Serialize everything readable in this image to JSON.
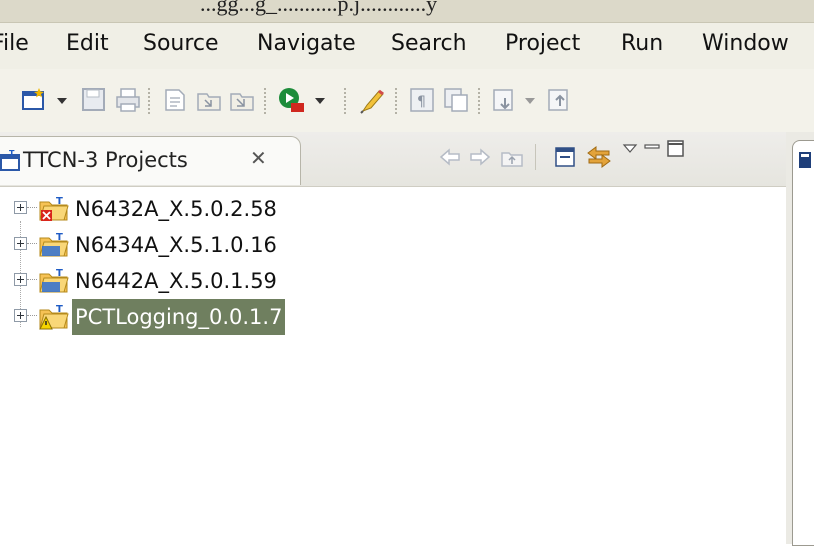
{
  "window": {
    "title": "...gg...g_...........p.j............y"
  },
  "menu": [
    "File",
    "Edit",
    "Source",
    "Navigate",
    "Search",
    "Project",
    "Run",
    "Window"
  ],
  "toolbar": {
    "icons": [
      "new-wizard-icon",
      "dropdown-arrow-icon",
      "save-icon",
      "print-icon",
      "open-type-icon",
      "open-resource-icon",
      "open-resource-alt-icon",
      "run-icon",
      "dropdown-arrow-icon",
      "highlight-icon",
      "show-whitespace-icon",
      "block-selection-icon",
      "next-annotation-icon",
      "dropdown-arrow-icon",
      "previous-annotation-icon"
    ]
  },
  "view": {
    "tab_title": "TTCN-3 Projects",
    "close_symbol": "✕"
  },
  "tree": {
    "projects": [
      {
        "label": "N6432A_X.5.0.2.58",
        "status": "error",
        "selected": false
      },
      {
        "label": "N6434A_X.5.1.0.16",
        "status": "ok",
        "selected": false
      },
      {
        "label": "N6442A_X.5.0.1.59",
        "status": "ok",
        "selected": false
      },
      {
        "label": "PCTLogging_0.0.1.7",
        "status": "warning",
        "selected": true
      }
    ]
  },
  "colors": {
    "selection": "#6f7f5f",
    "chrome": "#f0efe6",
    "accent_blue": "#1f5cc5"
  }
}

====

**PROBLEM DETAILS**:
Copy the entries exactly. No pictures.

**TASK RESULT**:
Serialize everything readable in this image to JSON.
{
  "window": {
    "title": "...gg...g_...........p.j............y"
  },
  "menu": [
    "File",
    "Edit",
    "Source",
    "Navigate",
    "Search",
    "Project",
    "Run",
    "Window"
  ],
  "toolbar": {
    "icons": [
      "new-wizard-icon",
      "dropdown-arrow-icon",
      "save-icon",
      "print-icon",
      "open-type-icon",
      "open-resource-icon",
      "open-resource-alt-icon",
      "run-icon",
      "dropdown-arrow-icon",
      "highlight-icon",
      "show-whitespace-icon",
      "block-selection-icon",
      "next-annotation-icon",
      "dropdown-arrow-icon",
      "previous-annotation-icon"
    ]
  },
  "view": {
    "tab_title": "TTCN-3 Projects",
    "close_symbol": "✕"
  },
  "tree": {
    "projects": [
      {
        "label": "N6432A_X.5.0.2.58",
        "status": "error",
        "selected": false
      },
      {
        "label": "N6434A_X.5.1.0.16",
        "status": "ok",
        "selected": false
      },
      {
        "label": "N6442A_X.5.0.1.59",
        "status": "ok",
        "selected": false
      },
      {
        "label": "PCTLogging_0.0.1.7",
        "status": "warning",
        "selected": true
      }
    ]
  },
  "colors": {
    "selection": "#6f7f5f",
    "chrome": "#f0efe6",
    "accent_blue": "#1f5cc5"
  }
}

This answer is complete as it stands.